Health Indicator Report of Alcohol - Drinking and Driving Among Adults
Adult drinking and driving is a precursor to alcohol-related motor vehicle crash injury and death. Any drinking and driving is dangerous (i.e., associated with an elevated risk of crash and injury), but driving after binge drinking (which is defined as a level of drinking likely to lead to a 0.08 BAC) is particularly risky. Unfortunately, binge drinkers are much more likely to report driving after drinking than non-binge drinkers. For example, in 2014, only 1.1% of adults reported driving after drinking too much; but 7.0% of binge drinkers reported engaging in this risky behavior in the past 30 days, compared to only 0.1% of non-binge drinkers.
NotesThe drinking and driving question is only asked in even years. Estimates for 2011 and forward should not be compared to earlier years (please refer to Data Interpretation Issues, below).
- Behavioral Risk Factor Surveillance System Survey Data, U.S. Department of Health and Human Services, Centers for Disease Control and Prevention, together with New Mexico Department of Health, Injury and Behavioral Epidemiology Bureau.
- U.S. Centers for Disease Control and Prevention (CDC), BRFSS Prevalence and Trends Data, [https://www.cdc.gov/brfss/brfssprevalence].
Data Interpretation IssuesData for this indicator report are from the Behavioral Risk Factor Surveillance System (BRFSS), an ongoing survey of adults regarding their health-related behaviors, health conditions, and preventive services. Data are collected in all 50 states, D.C., and U.S. territories.

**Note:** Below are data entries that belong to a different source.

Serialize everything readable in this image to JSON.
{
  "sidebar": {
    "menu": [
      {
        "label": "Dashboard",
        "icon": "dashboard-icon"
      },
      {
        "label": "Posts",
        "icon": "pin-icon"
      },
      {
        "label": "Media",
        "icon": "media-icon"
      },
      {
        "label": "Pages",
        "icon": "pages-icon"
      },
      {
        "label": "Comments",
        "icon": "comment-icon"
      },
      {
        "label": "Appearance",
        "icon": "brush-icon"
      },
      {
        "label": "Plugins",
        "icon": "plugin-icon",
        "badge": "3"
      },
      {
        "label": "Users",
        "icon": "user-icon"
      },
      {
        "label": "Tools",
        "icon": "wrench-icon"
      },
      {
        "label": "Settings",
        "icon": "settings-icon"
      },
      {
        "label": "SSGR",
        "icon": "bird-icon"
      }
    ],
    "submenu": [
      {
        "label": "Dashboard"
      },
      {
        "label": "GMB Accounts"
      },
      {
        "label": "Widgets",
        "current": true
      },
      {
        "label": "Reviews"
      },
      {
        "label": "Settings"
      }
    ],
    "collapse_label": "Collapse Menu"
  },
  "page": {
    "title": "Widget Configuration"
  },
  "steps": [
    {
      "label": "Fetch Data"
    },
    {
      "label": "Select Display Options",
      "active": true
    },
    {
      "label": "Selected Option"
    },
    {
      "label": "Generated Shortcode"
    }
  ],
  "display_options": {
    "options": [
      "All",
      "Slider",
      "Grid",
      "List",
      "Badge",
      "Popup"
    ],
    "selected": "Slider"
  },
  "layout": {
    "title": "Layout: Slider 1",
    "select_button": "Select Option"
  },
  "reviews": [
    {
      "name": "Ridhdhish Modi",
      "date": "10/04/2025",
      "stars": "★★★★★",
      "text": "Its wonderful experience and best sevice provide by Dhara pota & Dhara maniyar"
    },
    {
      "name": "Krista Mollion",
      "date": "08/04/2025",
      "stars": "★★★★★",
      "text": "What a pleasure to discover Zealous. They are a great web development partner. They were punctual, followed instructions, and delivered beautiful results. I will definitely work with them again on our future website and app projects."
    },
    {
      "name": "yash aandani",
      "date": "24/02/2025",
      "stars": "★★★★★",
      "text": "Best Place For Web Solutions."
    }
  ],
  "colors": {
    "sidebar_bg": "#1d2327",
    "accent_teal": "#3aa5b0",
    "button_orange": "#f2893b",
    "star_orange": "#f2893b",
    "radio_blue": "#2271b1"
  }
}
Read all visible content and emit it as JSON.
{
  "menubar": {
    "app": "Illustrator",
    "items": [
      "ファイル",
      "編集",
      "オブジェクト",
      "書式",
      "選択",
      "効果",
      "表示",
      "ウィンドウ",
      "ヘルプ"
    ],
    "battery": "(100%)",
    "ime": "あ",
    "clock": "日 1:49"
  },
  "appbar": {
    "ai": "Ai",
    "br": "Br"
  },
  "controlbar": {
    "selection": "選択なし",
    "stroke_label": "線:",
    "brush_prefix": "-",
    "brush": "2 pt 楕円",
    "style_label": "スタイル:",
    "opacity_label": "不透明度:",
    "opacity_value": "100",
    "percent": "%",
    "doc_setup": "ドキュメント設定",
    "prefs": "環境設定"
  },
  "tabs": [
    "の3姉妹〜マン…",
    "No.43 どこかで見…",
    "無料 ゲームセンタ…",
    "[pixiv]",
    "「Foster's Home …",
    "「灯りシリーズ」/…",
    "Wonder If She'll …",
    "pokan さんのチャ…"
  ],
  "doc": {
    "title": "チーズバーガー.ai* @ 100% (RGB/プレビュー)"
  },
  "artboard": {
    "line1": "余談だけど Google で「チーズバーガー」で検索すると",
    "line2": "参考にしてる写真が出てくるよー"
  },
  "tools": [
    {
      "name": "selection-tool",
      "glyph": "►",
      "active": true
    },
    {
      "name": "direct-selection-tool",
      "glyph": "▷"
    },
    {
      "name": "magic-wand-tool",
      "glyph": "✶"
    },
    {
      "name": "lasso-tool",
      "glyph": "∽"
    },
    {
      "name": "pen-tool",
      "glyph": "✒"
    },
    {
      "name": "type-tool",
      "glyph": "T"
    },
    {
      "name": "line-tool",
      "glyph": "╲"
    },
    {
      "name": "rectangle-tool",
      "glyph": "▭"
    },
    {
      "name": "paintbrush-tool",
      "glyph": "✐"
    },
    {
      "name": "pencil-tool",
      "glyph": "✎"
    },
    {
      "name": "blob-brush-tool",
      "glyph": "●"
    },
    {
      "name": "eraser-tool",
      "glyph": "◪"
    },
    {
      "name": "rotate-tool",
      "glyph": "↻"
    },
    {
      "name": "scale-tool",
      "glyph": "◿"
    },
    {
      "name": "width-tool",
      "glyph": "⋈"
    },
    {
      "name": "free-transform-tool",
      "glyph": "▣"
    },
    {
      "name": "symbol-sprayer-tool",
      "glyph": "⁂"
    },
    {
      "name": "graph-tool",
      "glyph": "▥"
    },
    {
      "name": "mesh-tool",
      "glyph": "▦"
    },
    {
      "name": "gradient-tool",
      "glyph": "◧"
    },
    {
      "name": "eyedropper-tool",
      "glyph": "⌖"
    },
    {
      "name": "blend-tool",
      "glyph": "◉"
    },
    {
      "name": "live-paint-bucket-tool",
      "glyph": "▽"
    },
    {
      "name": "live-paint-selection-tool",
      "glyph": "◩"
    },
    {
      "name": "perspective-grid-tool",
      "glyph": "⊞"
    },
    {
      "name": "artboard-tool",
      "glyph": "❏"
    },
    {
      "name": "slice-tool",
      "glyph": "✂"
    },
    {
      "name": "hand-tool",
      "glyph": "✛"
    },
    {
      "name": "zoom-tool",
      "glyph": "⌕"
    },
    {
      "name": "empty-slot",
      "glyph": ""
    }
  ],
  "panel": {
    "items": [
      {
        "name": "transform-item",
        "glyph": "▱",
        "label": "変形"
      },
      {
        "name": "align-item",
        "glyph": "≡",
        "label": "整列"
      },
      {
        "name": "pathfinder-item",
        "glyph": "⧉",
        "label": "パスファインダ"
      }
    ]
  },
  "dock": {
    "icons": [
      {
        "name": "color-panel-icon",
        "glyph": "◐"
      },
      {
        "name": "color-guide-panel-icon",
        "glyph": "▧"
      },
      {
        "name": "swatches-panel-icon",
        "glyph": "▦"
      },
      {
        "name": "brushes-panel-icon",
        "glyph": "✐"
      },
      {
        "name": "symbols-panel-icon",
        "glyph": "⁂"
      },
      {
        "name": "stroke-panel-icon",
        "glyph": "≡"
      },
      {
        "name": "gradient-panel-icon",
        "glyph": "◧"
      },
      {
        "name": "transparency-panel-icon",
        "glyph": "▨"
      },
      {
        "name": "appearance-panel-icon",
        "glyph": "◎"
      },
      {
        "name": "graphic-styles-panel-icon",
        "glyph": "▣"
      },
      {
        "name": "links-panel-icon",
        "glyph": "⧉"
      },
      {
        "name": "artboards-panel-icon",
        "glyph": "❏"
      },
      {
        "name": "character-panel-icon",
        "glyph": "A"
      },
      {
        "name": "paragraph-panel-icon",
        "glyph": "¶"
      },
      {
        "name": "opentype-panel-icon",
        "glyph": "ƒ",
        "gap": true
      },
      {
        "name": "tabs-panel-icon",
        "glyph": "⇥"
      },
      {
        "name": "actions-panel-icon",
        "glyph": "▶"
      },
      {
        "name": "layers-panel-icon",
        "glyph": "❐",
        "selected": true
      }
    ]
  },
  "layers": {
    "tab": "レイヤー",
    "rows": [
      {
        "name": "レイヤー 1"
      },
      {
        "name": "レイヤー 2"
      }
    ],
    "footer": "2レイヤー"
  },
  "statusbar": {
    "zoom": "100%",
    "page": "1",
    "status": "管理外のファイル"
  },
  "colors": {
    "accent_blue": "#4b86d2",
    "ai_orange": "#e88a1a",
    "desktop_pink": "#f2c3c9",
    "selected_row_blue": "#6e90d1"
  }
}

Responses have been weighted to reflect the New Mexico adult population by age, sex, ethnicity, geographic region, marital status, education level, home ownership and type of phone ownership. The survey is conducted using scientific telephone survey methods for landline and cellular phones (with cellular since 2011). The landline phone portion of the survey excludes adults living in group quarters such as college dormitories, nursing homes, military barracks, and prisons. The cellular phone portion of the survey includes adult students living in college dormitories but excludes other group quarters. Beginning with 2011, the BRFSS updated its surveillance methods by adding in calls to cell phones and changing its weighting methods. These changes improve BRFSS' ability to take into account the increasing proportion of U.S. adults using only cellular telephones as well as to adjust survey data to improve the representativeness of the estimates generated from the survey. Results have been adjusted for the probability of selection of the respondent, and have been weighted to the adult population by age, gender, phone type, detailed race/ethnicity, renter/owner, education, marital status, and geographic area. Lastly and importantly, these changes mean that the data from years prior to 2011 are not directly comparable to data from 2011 and beyond. Please see the [https://ibis.health.state.nm.us/view/docs/Query/BRFSS/BRFSS_fact_sheet_Aug2012.pdf BRFSS Method Change Factsheet]. The "missing" and "don't know" responses are removed before calculating a percentage.
DefinitionDrinking and driving is defined as adults who report that they drove after having "perhaps too much to drink" at least once in past 30 days
NumeratorNumber of New Mexican adults (ages 18 and over) from the Behavioral Risk Factor Surveillance System (BRFSS) who reported driving after having "perhaps too much to drink" at least once in past 30 days
DenominatorNumber of New Mexican adults (ages 18 and over) from the Behavioral Risk Factor Surveillance System (BRFSS)
Other ObjectivesSubstance Abuse Epidemiology Report Indicator
Evidence-based PracticesThe Community Guide outlines evidence-based strategies for the prevention of excessive alcohol use and alcohol-related motor vehicle injury: https://www.thecommunityguide.org/topic/motor-vehicle-injury.
Available ServicesDoctors, nurses and other health professionals should screen all adult patients and counsel those who drink too much to drink less. This is called alcohol screening and brief intervention (A-SBI). A-SBI can reduce how much alcohol a person drinks on an occasion by 25%. A-SBI is recommended by the U.S. Preventive Services Task Force (USPSTF), the Community Preventive Services Task Force (Community Guide), the Centers for Disease Control and Prevention (CDC), the National Institute on Alcohol Abuse and Alcoholism (NIAAA), Substance Abuse and Mental Health Services Administration (SAMHSA), and the World Health Organization (WHO). For more information on A-SBI, please the CDC vital signs website: www.cdc.gov/vitalsigns/alcohol-screening-counseling/index.html
Page Content Updated On 10/03/2017, Published on 05/30/2018